Skip to main content

Economic Insights From "Gone With The Wind"


My wife and I recently enjoyed seeing Gone With The Wind projected on a movie screen, a first for us both. We'd seen it on television, but the large screen experience was something quite different. A good many years had passed since I last watched the film, and I was struck by its comedic moments, as well as its more blatant racism and misogyny (times have changed and continue to!)
I was also impressed with its rather solid financial advice. For example, when raising funds for "the Cause" (AKA war), Rhett Butler made an impression on the crowd with an offer of gold for a dance. In times of political turmoil, you know, civil war, regime change and such, precious metals are more desirable than paper money issued by a government that may or may not be in power in days to come. This point is hammered home in a later scene, when Scarlett O'Hara returns home to find the family estate in ruins and her father in shock. He tells her not to worry, as he has money. At first, Scarlett is relieved, but when told the money is in Confederate war bonds, she realizes the family is broke - the government that issued those bonds has fallen and they are worthless. Mr. O'Hara still has a head for permanence, however; he reminds Scarlett that land is a great asset, "it's the only thing that lasts!"
In summary, we're reminded that precious metal bullion is a great hedge in times of turmoil, paper (or digital, as times have changed) currency is backed only by faith and credit in the issuing body and is subject to the fate of said body, and land indeed is the only thing that lasts. I left the theater thinking I need to buy bullion and acreage!
In closing, it was a great night put on at the beautiful GEM Theatre in Calhoun, Georgia, just an hour or so north of the film's setting.

Comments

Popular posts from this blog

The World In Which We Live: Pandemic Edition

What a year 2020 has become.
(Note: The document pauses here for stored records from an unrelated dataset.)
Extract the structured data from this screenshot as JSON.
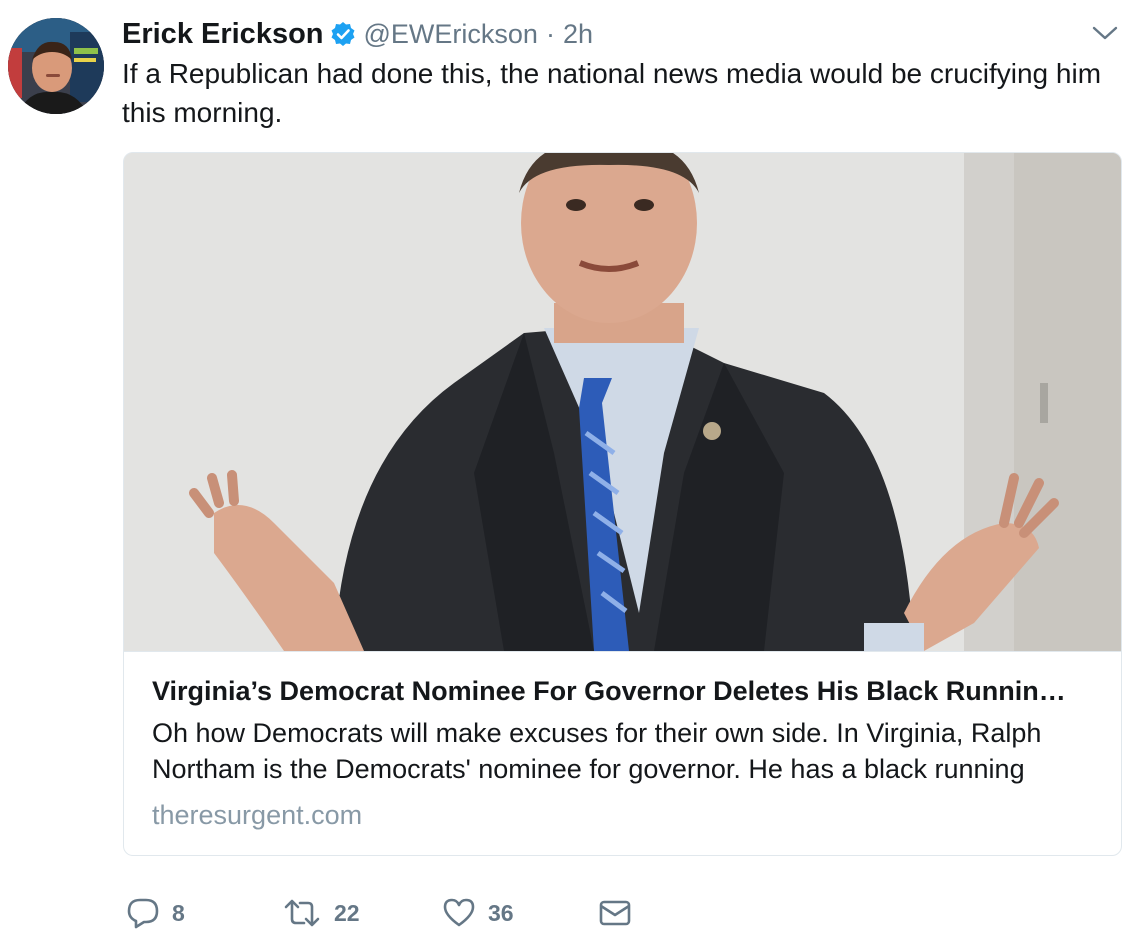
{
  "tweet": {
    "author_name": "Erick Erickson",
    "handle": "@EWErickson",
    "separator": "·",
    "time": "2h",
    "text": "If a Republican had done this, the national news media would be crucifying him this morning.",
    "verified": true,
    "avatar_icon": "avatar-photo"
  },
  "card": {
    "title": "Virginia’s Democrat Nominee For Governor Deletes His Black Runnin…",
    "description": "Oh how Democrats will make excuses for their own side. In Virginia, Ralph Northam is the Democrats' nominee for governor. He has a black running",
    "domain": "theresurgent.com"
  },
  "actions": {
    "reply_count": "8",
    "retweet_count": "22",
    "like_count": "36"
  },
  "colors": {
    "verified_blue": "#1da1f2",
    "secondary_text": "#657786",
    "domain_text": "#8899a6",
    "border": "#e1e8ed"
  }
}
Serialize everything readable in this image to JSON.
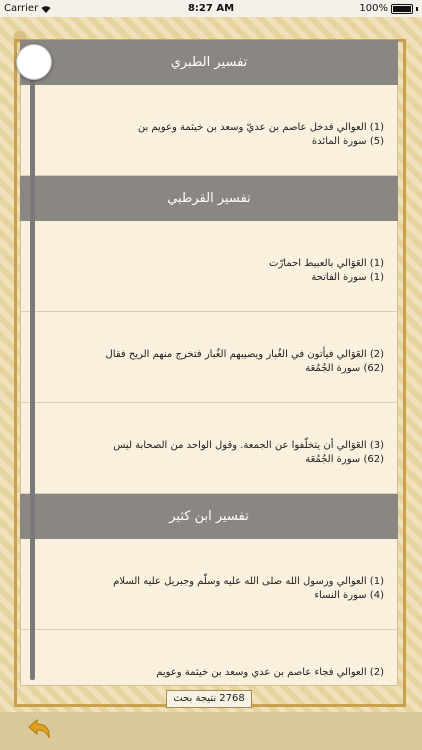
{
  "status_bar": {
    "carrier": "Carrier",
    "time": "8:27 AM",
    "battery": "100%"
  },
  "sections": [
    {
      "title": "تفسير الطبري",
      "results": [
        {
          "line1": "(1)  العوالي فدخل عاصم بن عديّ وسعد بن خيثمة وعويم بن",
          "line2": "(5)  سورة المائدة"
        }
      ]
    },
    {
      "title": "تفسير القرطبي",
      "results": [
        {
          "line1": "(1)  العَوَالي بالعبيط احمارّت",
          "line2": "(1)  سورة الفاتحة"
        },
        {
          "line1": "(2)  العَوَالي فيأتون في الغُبار ويصيبهم الغُبار فتخرج منهم الريح فقال",
          "line2": "(62)  سورة الجُمُعَة"
        },
        {
          "line1": "(3)  العَوَالي أن يتخلّفوا عن الجمعة. وقول الواحد من الصحابة ليس",
          "line2": "(62)  سورة الجُمُعَة"
        }
      ]
    },
    {
      "title": "تفسير ابن كثير",
      "results": [
        {
          "line1": "(1)  العوالي ورسول الله صلى الله عليه وسلّم وجبريل عليه السلام",
          "line2": "(4)  سورة النساء"
        },
        {
          "line1": "(2)  العوالي فجاء عاصم بن عدي وسعد بن خيثمة وعويم",
          "line2": ""
        }
      ]
    }
  ],
  "result_count": "2768 نتيجة بحث",
  "icons": {
    "back": "back-arrow-icon",
    "wifi": "wifi-icon",
    "battery": "battery-icon"
  },
  "colors": {
    "header_bg": "#8a8783",
    "frame_gold": "#c9a04e",
    "back_arrow": "#e0a21c"
  }
}
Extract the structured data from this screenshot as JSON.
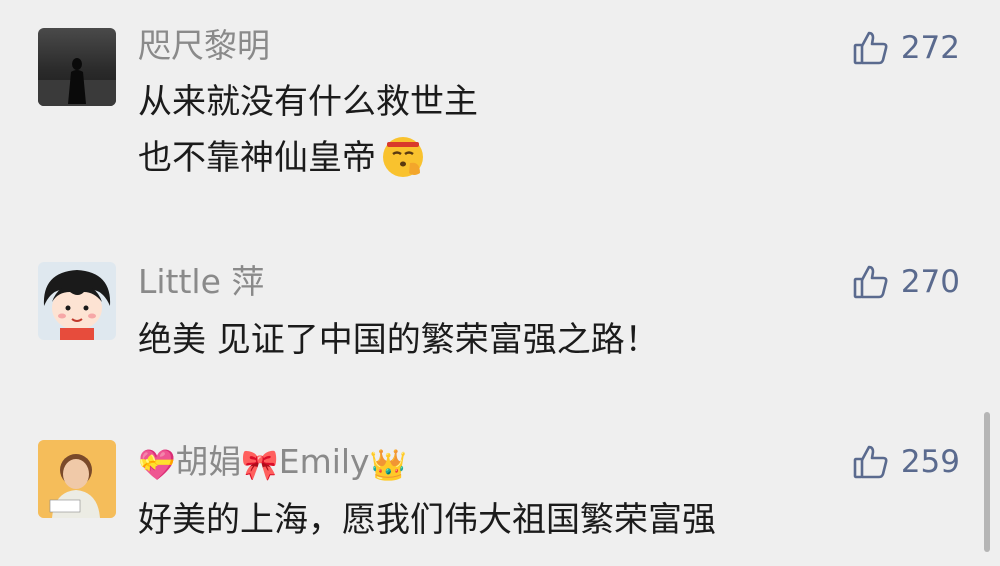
{
  "comments": [
    {
      "user": "咫尺黎明",
      "lines": [
        "从来就没有什么救世主",
        "也不靠神仙皇帝"
      ],
      "emoji_icon": "salute-face-emoji",
      "likes": "272"
    },
    {
      "user": "Little 萍",
      "lines": [
        "绝美 见证了中国的繁荣富强之路！"
      ],
      "likes": "270"
    },
    {
      "user_parts": [
        "💝",
        "胡娟",
        "🎀",
        "Emily",
        "👑"
      ],
      "lines": [
        "好美的上海，愿我们伟大祖国繁荣富强"
      ],
      "likes": "259"
    }
  ],
  "colors": {
    "background": "#efefef",
    "username": "#8a8a8a",
    "text": "#1b1b1b",
    "like": "#5a6a8e"
  },
  "icons": [
    "thumbs-up-icon",
    "avatar-image"
  ]
}
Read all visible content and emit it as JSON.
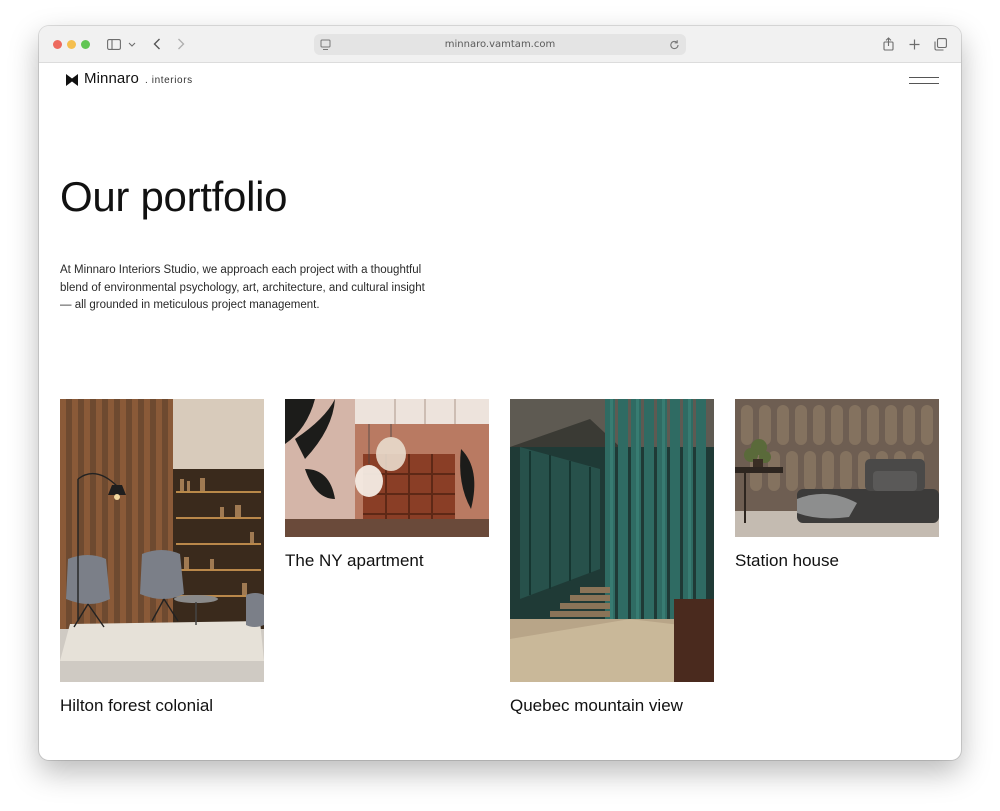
{
  "browser": {
    "url": "minnaro.vamtam.com"
  },
  "site": {
    "logo_name": "Minnaro",
    "logo_sub": ". interiors"
  },
  "page": {
    "title": "Our portfolio",
    "intro": "At Minnaro Interiors Studio, we approach each project with a thoughtful blend of environmental psychology, art, architecture, and cultural insight — all grounded in meticulous project management."
  },
  "portfolio": [
    {
      "title": "Hilton forest colonial"
    },
    {
      "title": "The NY apartment"
    },
    {
      "title": "Quebec mountain view"
    },
    {
      "title": "Station house"
    }
  ],
  "colors": {
    "traffic_red": "#ed6a5e",
    "traffic_yellow": "#f5bf4f",
    "traffic_green": "#61c554",
    "text_dark": "#111111"
  }
}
As the federal government (particularly the head of the executive branch) dithered, a microscopic killer grew in strength and swept across the globe. A novel virus; one which humans have not been exposed to and thus have no immunity from. No effective treatment, no vaccine at this time. The possibilities are horrendous. At first it was a China problem, then an Asia problem, before it became a global problem. In my home state of Georgia, it has become a human behavior problem. The state has been partially shut down for a matter less than one month, yet is set to reopen in days. Never mind that our governor claimed he was unaware that the virus could spread via asymptomatic persons, earning himself a place on the Dumbest Governors list. The state is reopening with a mind-boggling list of businesses: hair salons, barber shops, tattoo parlors, massage parlors, bars. These are the last  businesses that should open, yet Kemp, doing his best impression of a son

April Fool's Day, Distance Edition

Ah, April Fool's Day, the day in which a middle aged man such as myself gets to clown around at the expense of friends, family and colleagues. Not this year. The world is on edge and there is palpable tension in the air. Everyone is feeling anxiety, about the COVID-19 pandemic, the economic crash, shortages, physical distancing and more. Speaking for myself, it doesn't help that the Empire State Building is lit up like an emergency vehicle: This year, I'll go home to my family. Instead of pulling a prank, I'll ask how the day went. My son has piano class (over FaceTime for the foreseeable future) on Wednesdays, so I expect to hear a song or two. Dinner, a little TV, then end the day. 2020, you win. But I'll be back. We'll be back, We always come back.

The World In Which We Live: Premature Reopening Edition

I don't even know where to begin. Despite there being no effective treatment, vaccination, or the much-discussed herd immunity, many states are relaxing social restrictions put in place to mitigate the spread of Covid-19. My home state of Georgia was among the first to do so (my sense of timing and location is impeccable). Instead of a state economy charging out of the gates like a racehorse, we get this: An 83% increase of confirmed cases in my county, which is mostly rural with a small industrial base, 90 miles from Atlanta. But freedom, amiright? I find it utterly amazing that people find being instructed to stay in their homes and take extra precautions to prevent becoming infected with a fatal disease a form of tyranny. When did "Wear a mask and wash your hands regularly" become equal to tanks in the streets? I understand wanting a haircut; Hell, I need  one but don't want to kill my barber, a nice guy who fits nicely into the at-risk category. Do